Task material:
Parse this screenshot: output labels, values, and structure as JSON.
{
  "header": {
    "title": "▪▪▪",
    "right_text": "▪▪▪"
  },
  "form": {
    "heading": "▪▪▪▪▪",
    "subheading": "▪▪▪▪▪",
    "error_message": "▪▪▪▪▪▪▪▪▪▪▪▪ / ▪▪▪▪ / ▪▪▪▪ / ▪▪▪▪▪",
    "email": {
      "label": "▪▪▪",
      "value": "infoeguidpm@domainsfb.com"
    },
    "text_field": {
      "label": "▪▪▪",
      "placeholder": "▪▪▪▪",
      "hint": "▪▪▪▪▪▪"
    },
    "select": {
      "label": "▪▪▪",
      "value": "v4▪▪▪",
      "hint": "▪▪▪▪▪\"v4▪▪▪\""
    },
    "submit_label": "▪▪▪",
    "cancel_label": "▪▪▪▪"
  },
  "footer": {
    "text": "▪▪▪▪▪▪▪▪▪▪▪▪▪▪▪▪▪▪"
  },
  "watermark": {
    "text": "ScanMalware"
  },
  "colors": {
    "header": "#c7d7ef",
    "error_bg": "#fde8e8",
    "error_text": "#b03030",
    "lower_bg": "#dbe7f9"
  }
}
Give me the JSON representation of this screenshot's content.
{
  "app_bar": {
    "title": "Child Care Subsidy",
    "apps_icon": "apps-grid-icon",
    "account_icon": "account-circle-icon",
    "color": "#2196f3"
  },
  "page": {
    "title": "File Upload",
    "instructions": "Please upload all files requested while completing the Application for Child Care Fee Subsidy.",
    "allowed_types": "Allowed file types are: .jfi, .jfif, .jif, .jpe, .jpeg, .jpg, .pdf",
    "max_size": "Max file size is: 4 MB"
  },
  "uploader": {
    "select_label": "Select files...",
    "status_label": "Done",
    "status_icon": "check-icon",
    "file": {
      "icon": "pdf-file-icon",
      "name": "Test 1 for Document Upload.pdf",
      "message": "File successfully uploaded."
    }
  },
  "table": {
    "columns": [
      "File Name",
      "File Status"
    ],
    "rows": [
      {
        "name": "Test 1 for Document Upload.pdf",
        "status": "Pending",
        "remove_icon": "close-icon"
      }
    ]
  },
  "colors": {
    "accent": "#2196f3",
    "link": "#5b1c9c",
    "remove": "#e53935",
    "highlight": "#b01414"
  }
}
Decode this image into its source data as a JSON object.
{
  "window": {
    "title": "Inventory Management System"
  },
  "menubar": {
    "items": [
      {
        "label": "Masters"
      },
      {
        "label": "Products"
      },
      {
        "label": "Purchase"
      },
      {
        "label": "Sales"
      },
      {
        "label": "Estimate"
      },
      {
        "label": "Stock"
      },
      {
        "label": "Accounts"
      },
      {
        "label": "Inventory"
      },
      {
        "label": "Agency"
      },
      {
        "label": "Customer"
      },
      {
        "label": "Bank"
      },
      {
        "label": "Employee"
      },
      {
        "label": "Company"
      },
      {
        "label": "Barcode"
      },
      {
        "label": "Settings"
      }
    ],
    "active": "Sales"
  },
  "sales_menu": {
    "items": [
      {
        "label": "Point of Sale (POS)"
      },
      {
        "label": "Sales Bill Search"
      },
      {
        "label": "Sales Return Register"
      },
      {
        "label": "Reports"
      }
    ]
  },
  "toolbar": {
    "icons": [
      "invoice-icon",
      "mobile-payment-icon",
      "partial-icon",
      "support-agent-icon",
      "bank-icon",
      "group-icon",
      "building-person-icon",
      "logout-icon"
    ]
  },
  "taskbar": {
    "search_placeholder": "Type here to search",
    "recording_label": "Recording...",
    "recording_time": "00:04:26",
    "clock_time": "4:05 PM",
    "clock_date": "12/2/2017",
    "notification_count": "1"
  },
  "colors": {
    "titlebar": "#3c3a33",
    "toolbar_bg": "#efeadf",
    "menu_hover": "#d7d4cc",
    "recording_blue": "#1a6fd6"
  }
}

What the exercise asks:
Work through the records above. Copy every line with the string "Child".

Answer section:
    "title": "Child Care Subsidy",
    "instructions": "Please upload all files requested while completing the Application for Child Care Fee Subsidy.",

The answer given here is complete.